• _REQUIRED ACTION_: The answer must be a single number: how many lines in the records below contain the word "header".

· · · ·

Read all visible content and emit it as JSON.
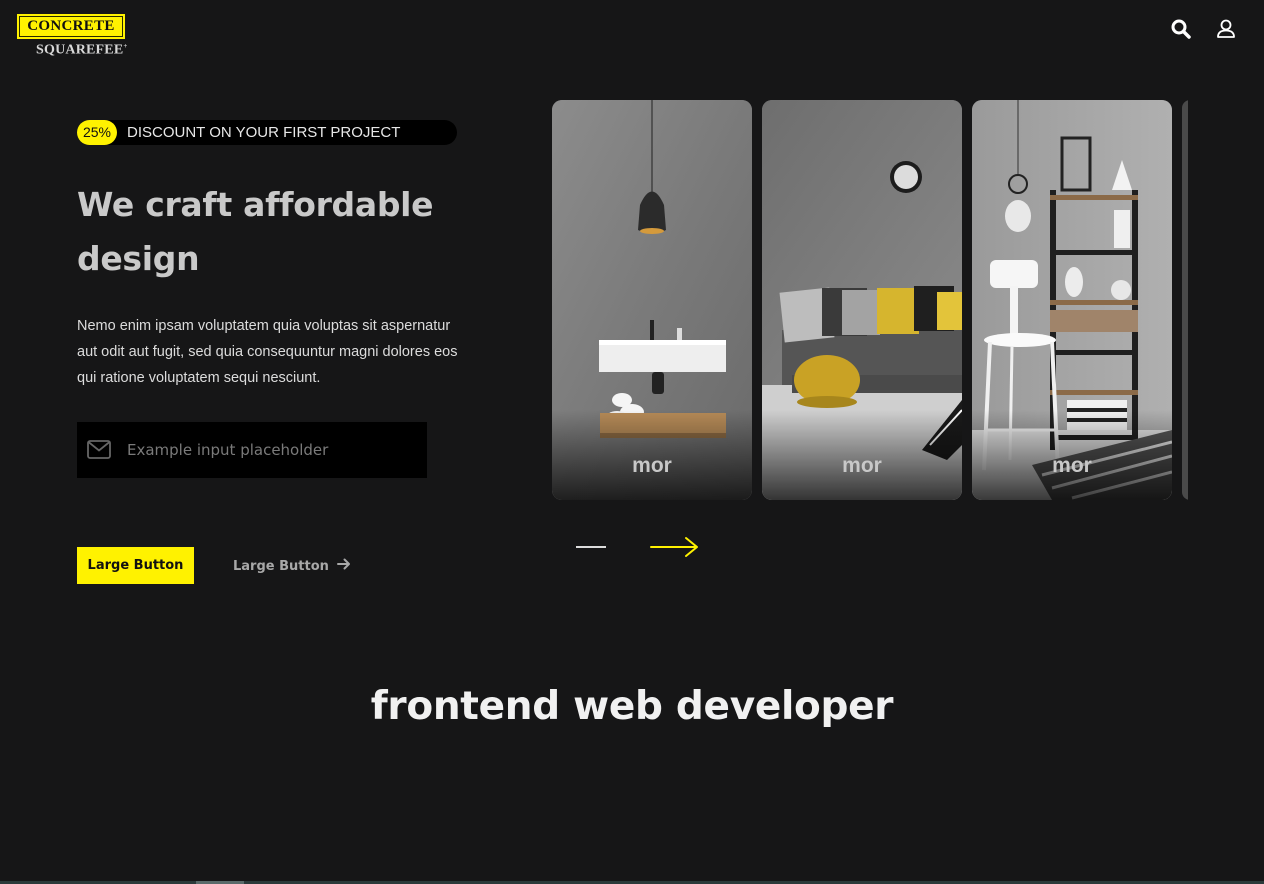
{
  "brand": {
    "top": "CONCRETE",
    "bottom": "SQUAREFEE",
    "mark": "+"
  },
  "colors": {
    "accent": "#fff200",
    "background": "#161617"
  },
  "header": {
    "search_icon": "search-icon",
    "user_icon": "user-icon"
  },
  "hero": {
    "badge_percent": "25%",
    "badge_text": "DISCOUNT ON YOUR FIRST PROJECT",
    "title": "We craft affordable design",
    "description": "Nemo enim ipsam voluptatem quia voluptas sit aspernatur aut odit aut fugit, sed quia consequuntur magni dolores eos qui ratione voluptatem sequi nesciunt.",
    "email_placeholder": "Example input placeholder",
    "primary_button": "Large Button",
    "secondary_button": "Large Button"
  },
  "cards": [
    {
      "label": "mor",
      "scene": "bathroom-sink"
    },
    {
      "label": "mor",
      "scene": "living-room-sofa"
    },
    {
      "label": "mor",
      "scene": "shelf-and-stool"
    }
  ],
  "section": {
    "title": "frontend web developer"
  }
}
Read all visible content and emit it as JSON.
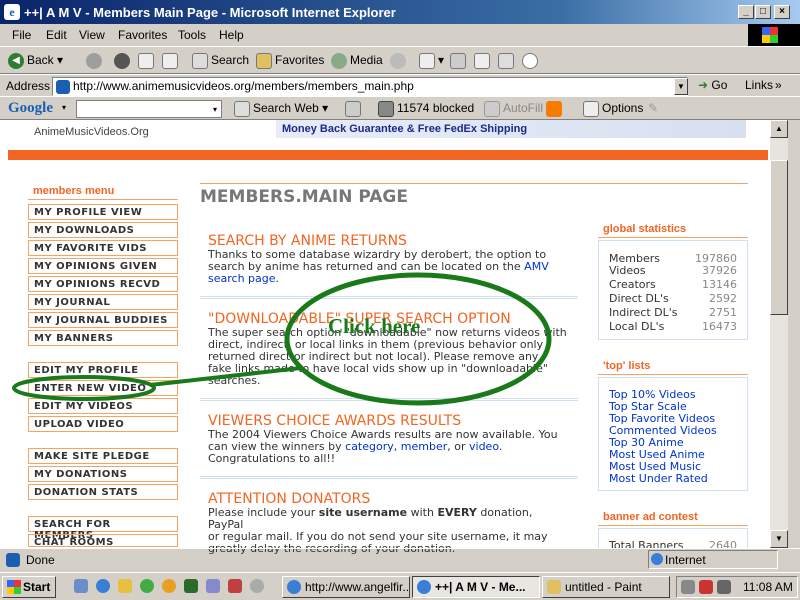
{
  "window": {
    "title": "++| A M V - Members Main Page - Microsoft Internet Explorer",
    "ie_icon": "e"
  },
  "menubar": [
    "File",
    "Edit",
    "View",
    "Favorites",
    "Tools",
    "Help"
  ],
  "toolbar": {
    "back": "Back",
    "search": "Search",
    "favorites": "Favorites",
    "media": "Media"
  },
  "address": {
    "label": "Address",
    "url": "http://www.animemusicvideos.org/members/members_main.php",
    "go": "Go",
    "links": "Links"
  },
  "googlebar": {
    "google": "Google",
    "search_web": "Search Web",
    "blocked": "11574 blocked",
    "autofill": "AutoFill",
    "options": "Options"
  },
  "banner": {
    "site": "AnimeMusicVideos.Org",
    "ad": "Money Back Guarantee & Free FedEx Shipping"
  },
  "sidebar": {
    "header": "members menu",
    "group1": [
      "MY PROFILE VIEW",
      "MY DOWNLOADS",
      "MY FAVORITE VIDS",
      "MY OPINIONS GIVEN",
      "MY OPINIONS RECVD",
      "MY JOURNAL",
      "MY JOURNAL BUDDIES",
      "MY BANNERS"
    ],
    "group2": [
      "EDIT MY PROFILE",
      "ENTER NEW VIDEO",
      "EDIT MY VIDEOS",
      "UPLOAD VIDEO"
    ],
    "group3": [
      "MAKE SITE PLEDGE",
      "MY DONATIONS",
      "DONATION STATS"
    ],
    "group4": [
      "SEARCH FOR MEMBERS",
      "CHAT ROOMS"
    ]
  },
  "main": {
    "title": "MEMBERS.MAIN PAGE",
    "n1": {
      "title": "SEARCH BY ANIME RETURNS",
      "l1": "Thanks to some database wizardry by derobert, the option to",
      "l2": "search by anime has returned and can be located on the ",
      "link": "AMV search page",
      "l3": "search page",
      "end": "."
    },
    "n2": {
      "title": "\"DOWNLOADABLE\" SUPER SEARCH OPTION",
      "l1": "The super search option \"downloadable\" now returns videos with",
      "l2": "direct, indirect, or local links in them (previous behavior only",
      "l3": "returned direct or indirect but not local). Please remove any",
      "l4": "fake links made to have local vids show up in \"downloadable\"",
      "l5": "searches."
    },
    "n3": {
      "title": "VIEWERS CHOICE AWARDS RESULTS",
      "l1": "The 2004 Viewers Choice Awards results are now available. You",
      "l2a": "can view the winners by ",
      "category": "category",
      "member": "member",
      "video": "video",
      "l3": "Congratulations to all!!"
    },
    "n4": {
      "title": "ATTENTION DONATORS",
      "l1a": "Please include your ",
      "bold1": "site username",
      "l1b": " with ",
      "bold2": "EVERY",
      "l1c": " donation, PayPal",
      "l2": "or regular mail. If you do not send your site username, it may",
      "l3": "greatly delay the recording of your donation."
    }
  },
  "stats": {
    "header": "global statistics",
    "rows": [
      {
        "k": "Members",
        "v": "197860"
      },
      {
        "k": "Videos",
        "v": "37926"
      },
      {
        "k": "Creators",
        "v": "13146"
      },
      {
        "k": "Direct DL's",
        "v": "2592"
      },
      {
        "k": "Indirect DL's",
        "v": "2751"
      },
      {
        "k": "Local DL's",
        "v": "16473"
      }
    ]
  },
  "toplists": {
    "header": "'top' lists",
    "items": [
      "Top 10% Videos",
      "Top Star Scale",
      "Top Favorite Videos",
      "Commented Videos",
      "Top 30 Anime",
      "Most Used Anime",
      "Most Used Music",
      "Most Under Rated"
    ]
  },
  "banner_contest": {
    "header": "banner ad contest",
    "row": "Total Banners",
    "val": "2640"
  },
  "annotation": {
    "text": "Click here"
  },
  "status": {
    "text": "Done",
    "zone": "Internet"
  },
  "taskbar": {
    "start": "Start",
    "tasks": [
      "http://www.angelfir...",
      "++| A M V - Me...",
      "untitled - Paint"
    ],
    "clock": "11:08 AM"
  },
  "colors": {
    "accent": "#f26522",
    "link": "#0033cc",
    "annotation": "#1a7a1a"
  }
}
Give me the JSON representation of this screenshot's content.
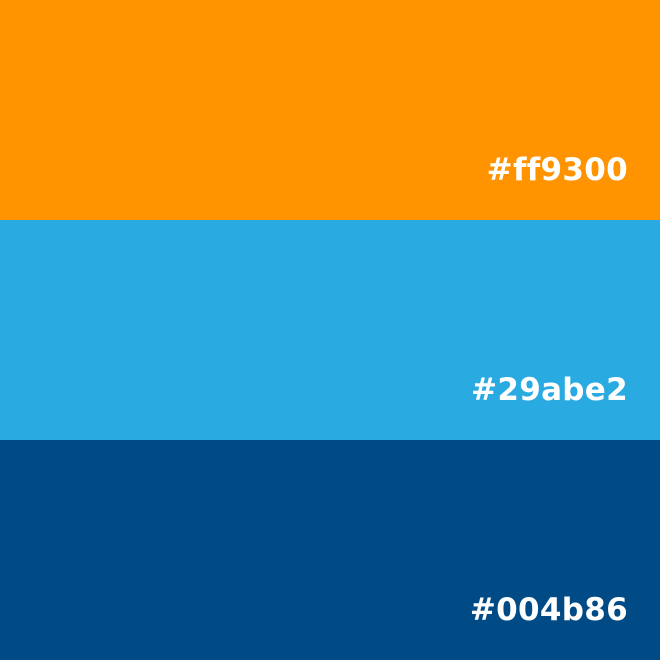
{
  "palette": {
    "swatches": [
      {
        "color": "#ff9300",
        "label": "#ff9300"
      },
      {
        "color": "#29abe2",
        "label": "#29abe2"
      },
      {
        "color": "#004b86",
        "label": "#004b86"
      }
    ]
  }
}
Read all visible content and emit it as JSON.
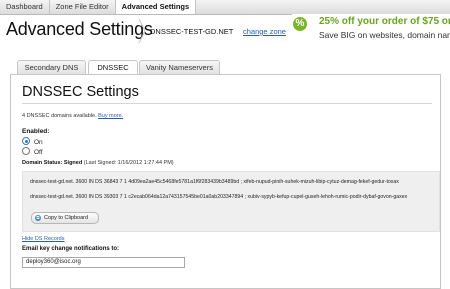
{
  "nav": {
    "items": [
      {
        "label": "Dashboard",
        "active": false
      },
      {
        "label": "Zone File Editor",
        "active": false
      },
      {
        "label": "Advanced Settings",
        "active": true
      }
    ]
  },
  "header": {
    "title": "Advanced Settings",
    "domain": "DNSSEC-TEST-GD.NET",
    "change_zone_label": "change zone"
  },
  "ad": {
    "line1": "25% off your order of $75 or mo",
    "line2": "Save BIG on websites, domain nan",
    "accent_color": "#6aa31f"
  },
  "tabs": [
    {
      "label": "Secondary DNS",
      "active": false
    },
    {
      "label": "DNSSEC",
      "active": true
    },
    {
      "label": "Vanity Nameservers",
      "active": false
    }
  ],
  "dnssec": {
    "title": "DNSSEC Settings",
    "available_text": "4 DNSSEC domains available.",
    "buy_more_label": "Buy more.",
    "enabled_label": "Enabled:",
    "options": [
      {
        "label": "On",
        "checked": true
      },
      {
        "label": "Off",
        "checked": false
      }
    ],
    "status_label": "Domain Status:",
    "status_value": "Signed",
    "last_signed": "(Last Signed: 1/16/2012 1:27:44 PM)",
    "ds_records": [
      "dnssec-test-gd.net. 3600 IN DS 36843 7 1 4d09ea2ae45c5468fe5781a1f6f283439b3489bd ; xifeb-nupud-pinih-suhek-mizuh-libip-cytuz-demag-fekef-gedur-toxax",
      "dnssec-test-gd.net. 3600 IN DS 39303 7 1 c2ecab064da12a743157545be01a0ab203347894 ; xubiv-sypyb-kefup-cupel-guseh-lehoh-rumic-podir-dybaf-govon-gaxex"
    ],
    "copy_button_label": "Copy to Clipboard",
    "hide_ds_label": "Hide DS Records",
    "email_label": "Email key change notifications to:",
    "email_value": "deploy360@isoc.org"
  }
}
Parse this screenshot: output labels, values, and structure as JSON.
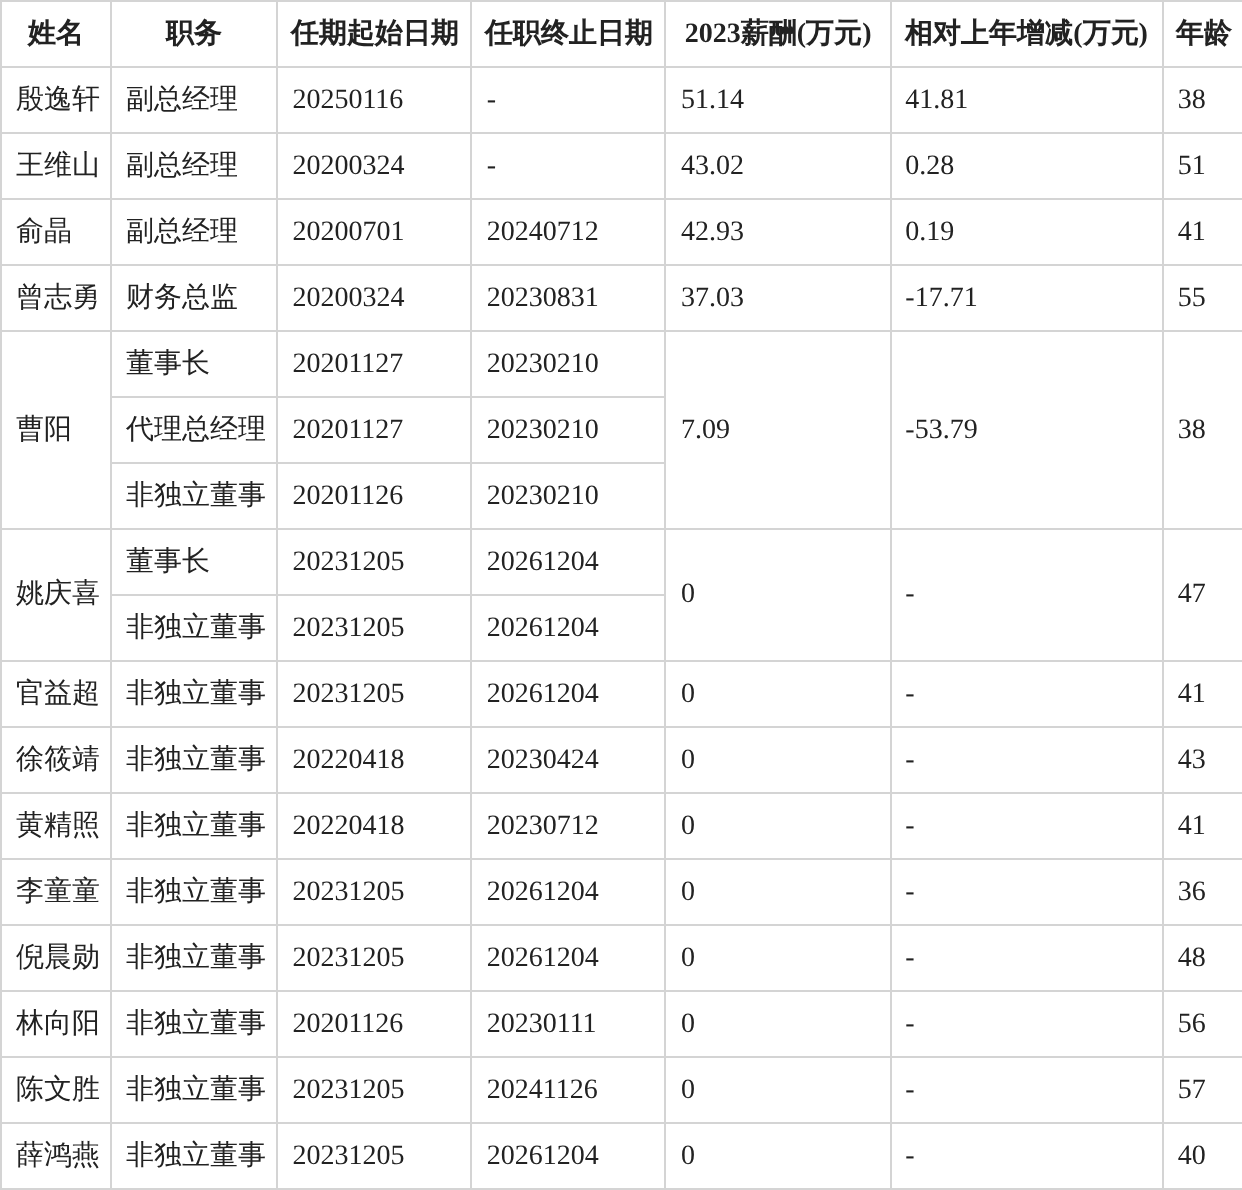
{
  "table": {
    "columns": [
      "姓名",
      "职务",
      "任期起始日期",
      "任职终止日期",
      "2023薪酬(万元)",
      "相对上年增减(万元)",
      "年龄"
    ],
    "rows": [
      {
        "name": "殷逸轩",
        "positions": [
          {
            "title": "副总经理",
            "start": "20250116",
            "end": "-"
          }
        ],
        "salary": "51.14",
        "change": "41.81",
        "age": "38"
      },
      {
        "name": "王维山",
        "positions": [
          {
            "title": "副总经理",
            "start": "20200324",
            "end": "-"
          }
        ],
        "salary": "43.02",
        "change": "0.28",
        "age": "51"
      },
      {
        "name": "俞晶",
        "positions": [
          {
            "title": "副总经理",
            "start": "20200701",
            "end": "20240712"
          }
        ],
        "salary": "42.93",
        "change": "0.19",
        "age": "41"
      },
      {
        "name": "曾志勇",
        "positions": [
          {
            "title": "财务总监",
            "start": "20200324",
            "end": "20230831"
          }
        ],
        "salary": "37.03",
        "change": "-17.71",
        "age": "55"
      },
      {
        "name": "曹阳",
        "positions": [
          {
            "title": "董事长",
            "start": "20201127",
            "end": "20230210"
          },
          {
            "title": "代理总经理",
            "start": "20201127",
            "end": "20230210"
          },
          {
            "title": "非独立董事",
            "start": "20201126",
            "end": "20230210"
          }
        ],
        "salary": "7.09",
        "change": "-53.79",
        "age": "38"
      },
      {
        "name": "姚庆喜",
        "positions": [
          {
            "title": "董事长",
            "start": "20231205",
            "end": "20261204"
          },
          {
            "title": "非独立董事",
            "start": "20231205",
            "end": "20261204"
          }
        ],
        "salary": "0",
        "change": "-",
        "age": "47"
      },
      {
        "name": "官益超",
        "positions": [
          {
            "title": "非独立董事",
            "start": "20231205",
            "end": "20261204"
          }
        ],
        "salary": "0",
        "change": "-",
        "age": "41"
      },
      {
        "name": "徐筱靖",
        "positions": [
          {
            "title": "非独立董事",
            "start": "20220418",
            "end": "20230424"
          }
        ],
        "salary": "0",
        "change": "-",
        "age": "43"
      },
      {
        "name": "黄精照",
        "positions": [
          {
            "title": "非独立董事",
            "start": "20220418",
            "end": "20230712"
          }
        ],
        "salary": "0",
        "change": "-",
        "age": "41"
      },
      {
        "name": "李童童",
        "positions": [
          {
            "title": "非独立董事",
            "start": "20231205",
            "end": "20261204"
          }
        ],
        "salary": "0",
        "change": "-",
        "age": "36"
      },
      {
        "name": "倪晨勋",
        "positions": [
          {
            "title": "非独立董事",
            "start": "20231205",
            "end": "20261204"
          }
        ],
        "salary": "0",
        "change": "-",
        "age": "48"
      },
      {
        "name": "林向阳",
        "positions": [
          {
            "title": "非独立董事",
            "start": "20201126",
            "end": "20230111"
          }
        ],
        "salary": "0",
        "change": "-",
        "age": "56"
      },
      {
        "name": "陈文胜",
        "positions": [
          {
            "title": "非独立董事",
            "start": "20231205",
            "end": "20241126"
          }
        ],
        "salary": "0",
        "change": "-",
        "age": "57"
      },
      {
        "name": "薛鸿燕",
        "positions": [
          {
            "title": "非独立董事",
            "start": "20231205",
            "end": "20261204"
          }
        ],
        "salary": "0",
        "change": "-",
        "age": "40"
      }
    ]
  }
}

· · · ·

• _EXERCISE OUTPUT_: 6